A basic question we asked recently: Is Santee Cooper an asset? Really an asset, or a liability? We asked that even before recent news stories about significant retirement packages (no, not for previous executives).

An asset is something positive netted against liabilities. What is the balance – benefits versus liabilities? Do the positives outweigh the negatives of continued state ownership of Santee Cooper?


Read that blog here.

Then there is the pandemic. Coronavirus May Light Fuse on ‘Unexploded Bomb’ of Corporate Debt said the New York Times. Santee Cooper is loaded with debt in uncharted territory. That is why the State of South Carolina cannot afford the Santee Cooper money pit. Especially now.

The virus re-calibrates debt risk. Coronavirus Lesson: Balance Sheets Matter – Companies with plenty of cash and little debt will be just fine, said a business expert. This is a measure of fiscal health Santee Cooper cannot meet.

Read about that here.

ECC reminded readers how electric rates are set. In the PSC and investor-owned utility process, the professional power experience at the PSCs and companies provide a useful expertise. Their interaction is a check-and-balance. The experience is across a wide geography and the exposure to energy issues can be broad and deep.

For Santee Cooper that is not the case. It just takes a vote of the Santee Cooper board to hike rates.

Read about that here.

ECC noted the challenge of thorough communications with Santee Cooper. We noted how Santee Cooper’s reliability numbers could be viewed with more complete data (blog 1 and blog 2).

Over 2020 (and before) Santee Cooper lack of openness has gotten to the point that powerful leaders in South Carolina have hit a wall.
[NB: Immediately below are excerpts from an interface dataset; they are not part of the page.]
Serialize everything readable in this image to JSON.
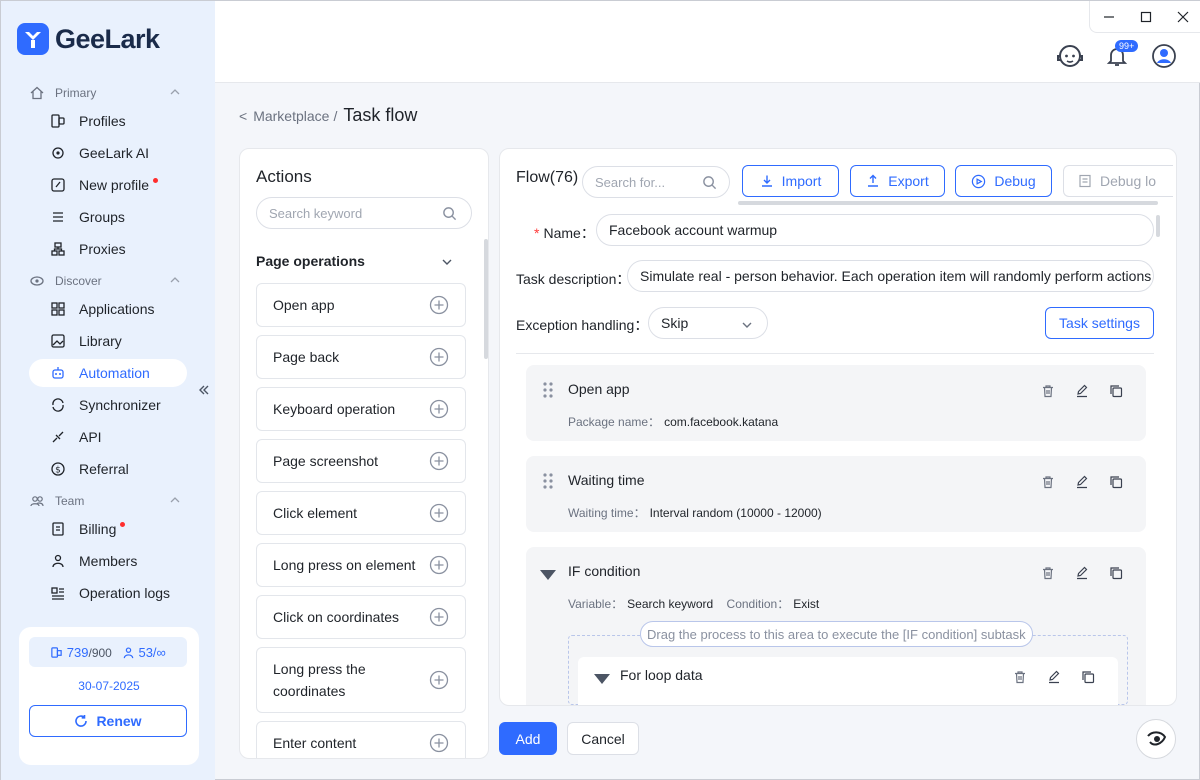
{
  "app": {
    "name": "GeeLark"
  },
  "window_controls": {
    "minimize": "minimize",
    "maximize": "maximize",
    "close": "close"
  },
  "topbar": {
    "notification_badge": "99+"
  },
  "sidebar": {
    "sections": [
      {
        "label": "Primary",
        "items": [
          {
            "label": "Profiles",
            "icon": "profiles-icon"
          },
          {
            "label": "GeeLark AI",
            "icon": "ai-icon"
          },
          {
            "label": "New profile",
            "icon": "new-profile-icon",
            "dot": true
          },
          {
            "label": "Groups",
            "icon": "groups-icon"
          },
          {
            "label": "Proxies",
            "icon": "proxies-icon"
          }
        ]
      },
      {
        "label": "Discover",
        "items": [
          {
            "label": "Applications",
            "icon": "applications-icon"
          },
          {
            "label": "Library",
            "icon": "library-icon"
          },
          {
            "label": "Automation",
            "icon": "robot-icon",
            "active": true
          },
          {
            "label": "Synchronizer",
            "icon": "synchronizer-icon"
          },
          {
            "label": "API",
            "icon": "api-icon"
          },
          {
            "label": "Referral",
            "icon": "referral-icon"
          }
        ]
      },
      {
        "label": "Team",
        "items": [
          {
            "label": "Billing",
            "icon": "billing-icon",
            "dot": true
          },
          {
            "label": "Members",
            "icon": "members-icon"
          },
          {
            "label": "Operation logs",
            "icon": "operation-logs-icon"
          }
        ]
      }
    ],
    "quota": {
      "profiles_used": "739",
      "profiles_total": "/900",
      "members_used": "53/",
      "members_total": "∞",
      "date": "30-07-2025",
      "renew_label": "Renew"
    }
  },
  "breadcrumb": {
    "parent": "Marketplace",
    "separator": "/",
    "current": "Task flow"
  },
  "actions": {
    "title": "Actions",
    "search_placeholder": "Search keyword",
    "group": "Page operations",
    "items": [
      "Open app",
      "Page back",
      "Keyboard operation",
      "Page screenshot",
      "Click element",
      "Long press on element",
      "Click on coordinates",
      "Long press the coordinates",
      "Enter content"
    ]
  },
  "flow": {
    "title": "Flow(76)",
    "search_placeholder": "Search for...",
    "toolbar": {
      "import": "Import",
      "export": "Export",
      "debug": "Debug",
      "debug_log": "Debug lo"
    },
    "name_label": "Name",
    "name_value": "Facebook account warmup",
    "desc_label": "Task description",
    "desc_value": "Simulate real - person behavior. Each operation item will randomly perform actions",
    "exception_label": "Exception handling",
    "exception_value": "Skip",
    "task_settings": "Task settings",
    "steps": [
      {
        "title": "Open app",
        "meta": [
          {
            "k": "Package name：",
            "v": "com.facebook.katana"
          }
        ]
      },
      {
        "title": "Waiting time",
        "meta": [
          {
            "k": "Waiting time：",
            "v": "Interval random (10000 - 12000)"
          }
        ]
      },
      {
        "title": "IF condition",
        "meta": [
          {
            "k": "Variable：",
            "v": "Search keyword"
          },
          {
            "k": "Condition：",
            "v": "Exist"
          }
        ],
        "drop_hint": "Drag the process to this area to execute the [IF condition] subtask",
        "child": {
          "title": "For loop data"
        }
      }
    ]
  },
  "footer": {
    "add": "Add",
    "cancel": "Cancel"
  },
  "colors": {
    "accent": "#2f6bff",
    "sidebar_bg": "#e9f1fd",
    "notification_dot": "#ff2d2d"
  }
}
Here’s Speaker of the House Jay Lucas in a letter to Santee Cooper after hearings in Columbia in the spring:

“Attempting to have an open, honest, and productive conversation with Santee Cooper has been exceedingly difficult and disappointing.  It has become my experience and the experience of House leadership and staff that the representations made by Santee Cooper Board members, leadership and staff are not reliable. …Santee Cooper…has chosen to behave as a rogue entity, seeking to satisfy its own priorities rather than those of ratepayers, taxpayers and the State of South Carolina.”
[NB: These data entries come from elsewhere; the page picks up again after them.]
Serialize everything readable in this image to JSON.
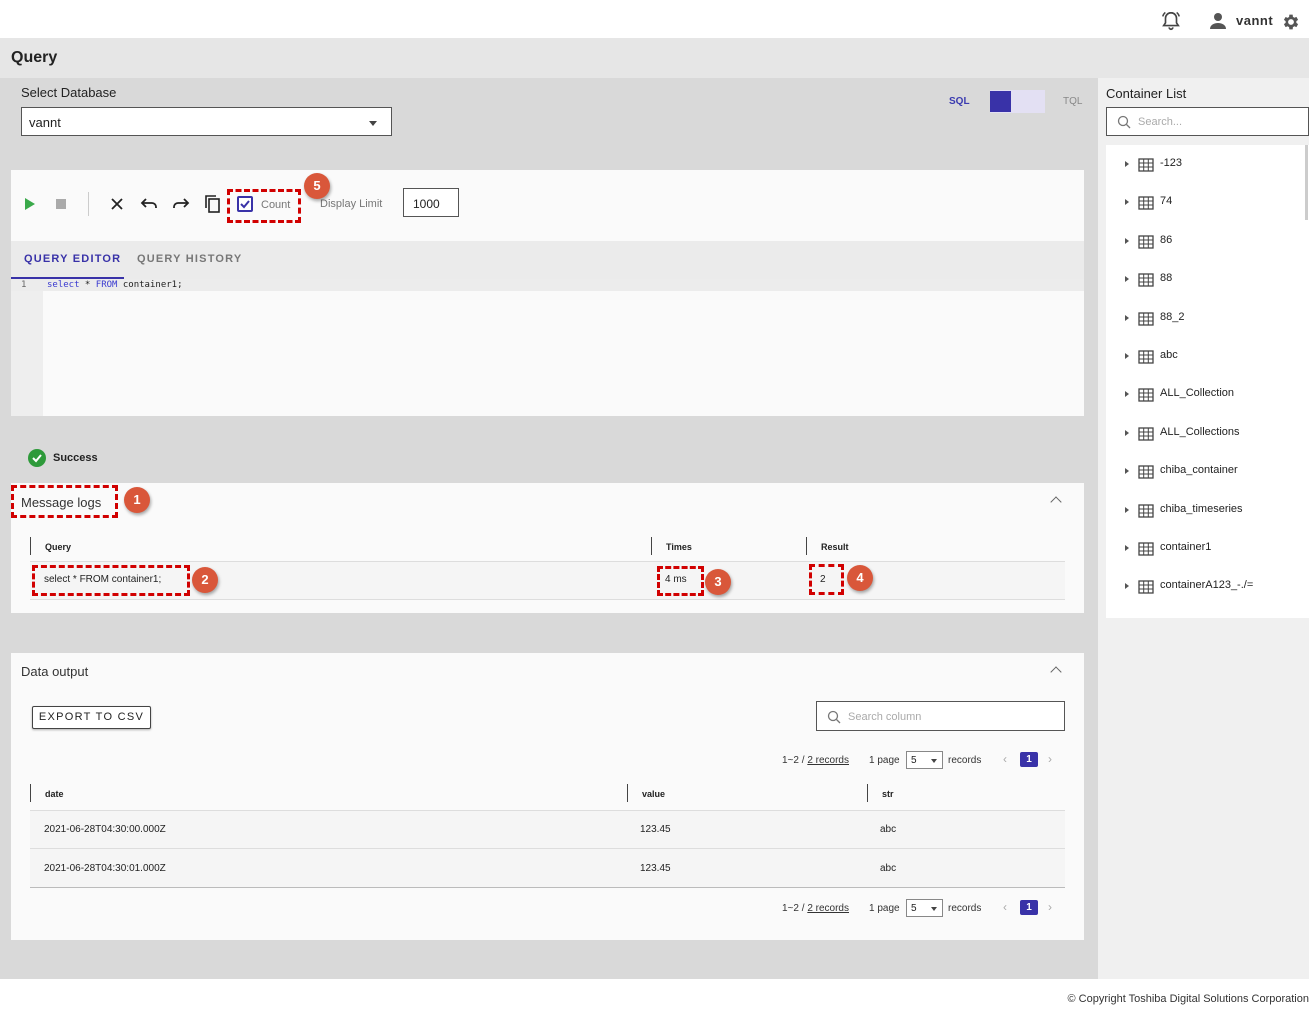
{
  "header": {
    "username": "vannt",
    "icons": {
      "notification": "bell-icon",
      "user": "user-icon",
      "settings": "gear-icon"
    }
  },
  "page": {
    "title": "Query"
  },
  "database": {
    "label": "Select Database",
    "selected": "vannt"
  },
  "mode_toggle": {
    "left": "SQL",
    "right": "TQL",
    "active": "SQL"
  },
  "toolbar": {
    "count_label": "Count",
    "count_checked": true,
    "display_limit_label": "Display Limit",
    "display_limit_value": "1000"
  },
  "tabs": [
    {
      "label": "QUERY EDITOR",
      "active": true
    },
    {
      "label": "QUERY HISTORY",
      "active": false
    }
  ],
  "editor": {
    "line_number": "1",
    "kw1": "select",
    "mid1": " * ",
    "kw2": "FROM",
    "rest": " container1;"
  },
  "status": {
    "text": "Success"
  },
  "message_logs": {
    "title": "Message logs",
    "columns": [
      "Query",
      "Times",
      "Result"
    ],
    "rows": [
      {
        "query": "select * FROM container1;",
        "times": "4 ms",
        "result": "2"
      }
    ]
  },
  "annotations": [
    "1",
    "2",
    "3",
    "4",
    "5"
  ],
  "data_output": {
    "title": "Data output",
    "export_label": "EXPORT TO CSV",
    "search_placeholder": "Search column",
    "pagination": {
      "range": "1~2 / ",
      "records_link": "2 records",
      "page_label": "1 page",
      "page_size": "5",
      "records_label": "records",
      "current_page": "1"
    },
    "columns": [
      "date",
      "value",
      "str"
    ],
    "rows": [
      {
        "date": "2021-06-28T04:30:00.000Z",
        "value": "123.45",
        "str": "abc"
      },
      {
        "date": "2021-06-28T04:30:01.000Z",
        "value": "123.45",
        "str": "abc"
      }
    ]
  },
  "container_list": {
    "title": "Container List",
    "search_placeholder": "Search...",
    "items": [
      "-123",
      "74",
      "86",
      "88",
      "88_2",
      "abc",
      "ALL_Collection",
      "ALL_Collections",
      "chiba_container",
      "chiba_timeseries",
      "container1",
      "containerA123_-./="
    ]
  },
  "footer": {
    "copyright": "© Copyright Toshiba Digital Solutions Corporation"
  },
  "colors": {
    "accent": "#3932a8",
    "success": "#2e9a3a",
    "highlight": "#d10000",
    "badge": "#d9573a"
  }
}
Read about that here.

ECC asked if Santee Cooper employees – the average Joe or Jane – get a fair shake from management. “Santee Cooper mismanagement affects planning, operations, finance, and employee development. If a company can’t manage core functions – adding generating capacity, for example – it likely can’t add capacity to the workforce for the future.”
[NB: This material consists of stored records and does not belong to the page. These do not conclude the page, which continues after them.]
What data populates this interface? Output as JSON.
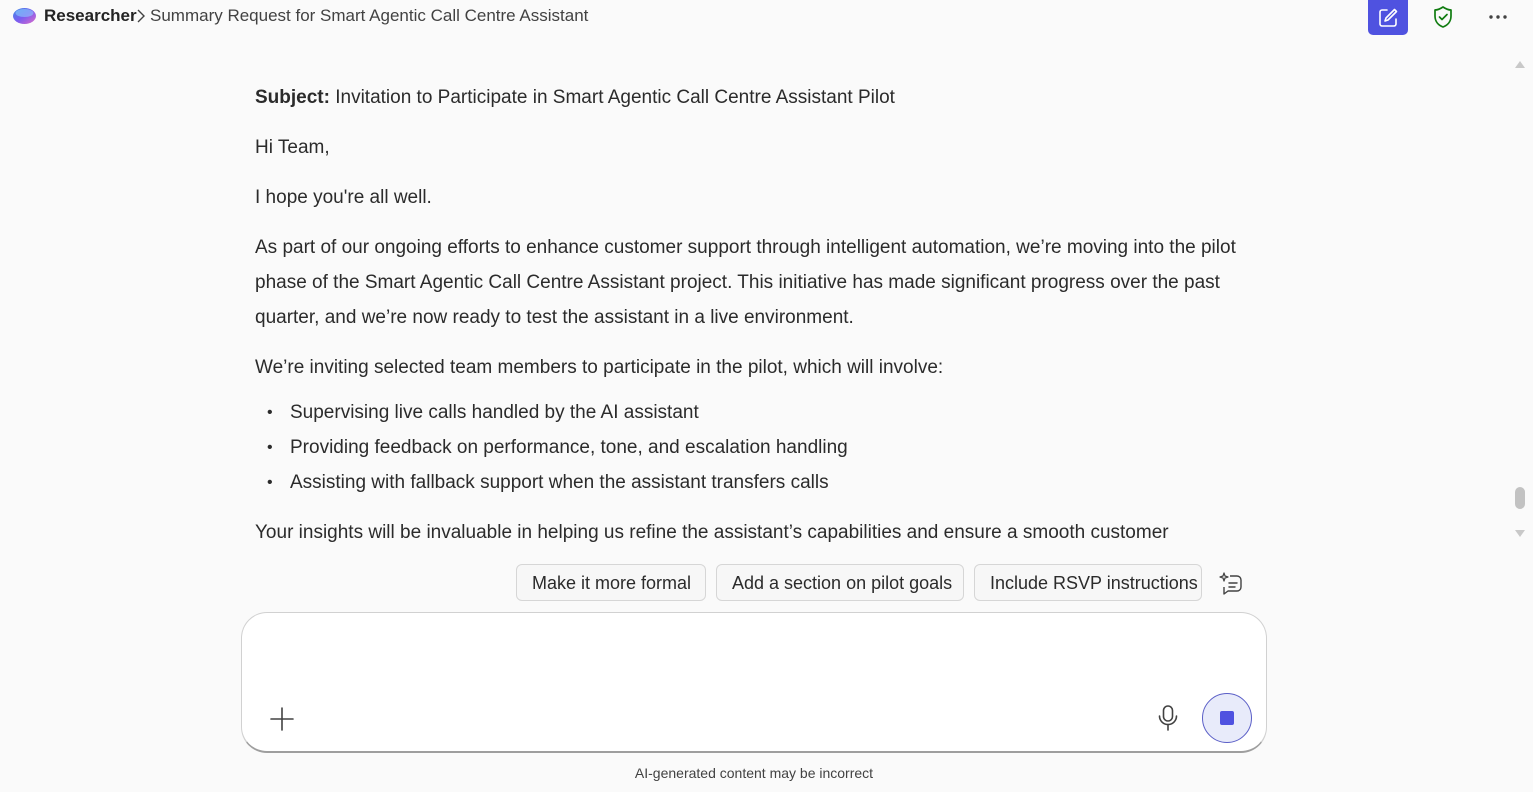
{
  "header": {
    "app_name": "Researcher",
    "conversation_title": "Summary Request for Smart Agentic Call Centre Assistant"
  },
  "message": {
    "subject_label": "Subject:",
    "subject_text": " Invitation to Participate in Smart Agentic Call Centre Assistant Pilot",
    "greeting": "Hi Team,",
    "opening": "I hope you're all well.",
    "paragraph1": "As part of our ongoing efforts to enhance customer support through intelligent automation, we’re moving into the pilot phase of the Smart Agentic Call Centre Assistant project. This initiative has made significant progress over the past quarter, and we’re now ready to test the assistant in a live environment.",
    "paragraph2": "We’re inviting selected team members to participate in the pilot, which will involve:",
    "bullets": [
      "Supervising live calls handled by the AI assistant",
      "Providing feedback on performance, tone, and escalation handling",
      "Assisting with fallback support when the assistant transfers calls"
    ],
    "paragraph3": "Your insights will be invaluable in helping us refine the assistant’s capabilities and ensure a smooth customer"
  },
  "suggestions": [
    "Make it more formal",
    "Add a section on pilot goals",
    "Include RSVP instructions"
  ],
  "composer": {
    "value": "",
    "placeholder": ""
  },
  "disclaimer": "AI-generated content may be incorrect",
  "icons": {
    "new_chat": "compose-icon",
    "shield": "shield-check-icon",
    "more": "more-horizontal-icon",
    "add": "plus-icon",
    "mic": "microphone-icon",
    "stop": "stop-icon",
    "suggestions_more": "sparkle-chat-icon"
  },
  "colors": {
    "accent": "#4f52e0",
    "shield": "#107c10",
    "background": "#fafafa"
  }
}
Read about that here.

Yet Santee Cooper has its apologists. Settle for whatever the company does. Why have the risk?

Why, when there is NextEra – the one named Utility of the Year and received S&P Global’s Energy Transition Award – ready to usher in higher quality, real respect for customers, and financial stability?